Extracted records
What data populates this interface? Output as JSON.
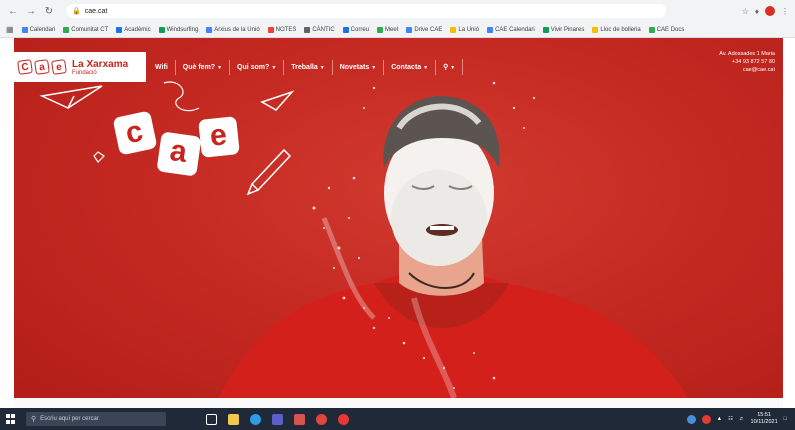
{
  "browser": {
    "url": "cae.cat",
    "bookmarks": [
      "Calendari",
      "Comunitat CT",
      "Acadèmic",
      "Windsurfing",
      "Arxius de la Unió",
      "NOTES",
      "CÀNTIC",
      "Correu",
      "Meet",
      "Drive CAE",
      "La Unió",
      "CAE Calendari",
      "Vivir Pinares",
      "Lloc de bolleria",
      "CAE Docs"
    ],
    "colors": {
      "chrome": "#f1f3f4"
    }
  },
  "site": {
    "logo": {
      "letters": [
        "C",
        "a",
        "e"
      ],
      "name": "La Xarxama",
      "subtitle": "Fundació"
    },
    "menu": [
      {
        "label": "Què fem?",
        "has_dropdown": true
      },
      {
        "label": "Qui som?",
        "has_dropdown": true
      },
      {
        "label": "Treballa",
        "has_dropdown": true
      },
      {
        "label": "Novetats",
        "has_dropdown": true
      },
      {
        "label": "Contacta",
        "has_dropdown": true
      }
    ],
    "menu_prefix": "Wifi",
    "contact": [
      "Av. Adossades 1 Maria",
      "+34 93 872 57 80",
      "cae@cae.cat"
    ],
    "hero_logo_letters": [
      "c",
      "a",
      "e"
    ],
    "colors": {
      "brand_red": "#c7241f",
      "hero_red": "#c52a22"
    }
  },
  "taskbar": {
    "search_placeholder": "Escriu aquí per cercar",
    "time": "15:51",
    "date": "10/11/2021",
    "apps": [
      "file-explorer-icon",
      "edge-icon",
      "chrome-icon",
      "teams-icon",
      "word-icon",
      "outlook-icon"
    ]
  }
}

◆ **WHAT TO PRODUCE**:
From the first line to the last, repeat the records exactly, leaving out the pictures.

◆ **REPLY**:
What data populates this interface? Output as JSON.
{
  "browser": {
    "url": "cae.cat",
    "bookmarks": [
      "Calendari",
      "Comunitat CT",
      "Acadèmic",
      "Windsurfing",
      "Arxius de la Unió",
      "NOTES",
      "CÀNTIC",
      "Correu",
      "Meet",
      "Drive CAE",
      "La Unió",
      "CAE Calendari",
      "Vivir Pinares",
      "Lloc de bolleria",
      "CAE Docs"
    ],
    "colors": {
      "chrome": "#f1f3f4"
    }
  },
  "site": {
    "logo": {
      "letters": [
        "C",
        "a",
        "e"
      ],
      "name": "La Xarxama",
      "subtitle": "Fundació"
    },
    "menu": [
      {
        "label": "Què fem?",
        "has_dropdown": true
      },
      {
        "label": "Qui som?",
        "has_dropdown": true
      },
      {
        "label": "Treballa",
        "has_dropdown": true
      },
      {
        "label": "Novetats",
        "has_dropdown": true
      },
      {
        "label": "Contacta",
        "has_dropdown": true
      }
    ],
    "menu_prefix": "Wifi",
    "contact": [
      "Av. Adossades 1 Maria",
      "+34 93 872 57 80",
      "cae@cae.cat"
    ],
    "hero_logo_letters": [
      "c",
      "a",
      "e"
    ],
    "colors": {
      "brand_red": "#c7241f",
      "hero_red": "#c52a22"
    }
  },
  "taskbar": {
    "search_placeholder": "Escriu aquí per cercar",
    "time": "15:51",
    "date": "10/11/2021",
    "apps": [
      "file-explorer-icon",
      "edge-icon",
      "chrome-icon",
      "teams-icon",
      "word-icon",
      "outlook-icon"
    ]
  }
}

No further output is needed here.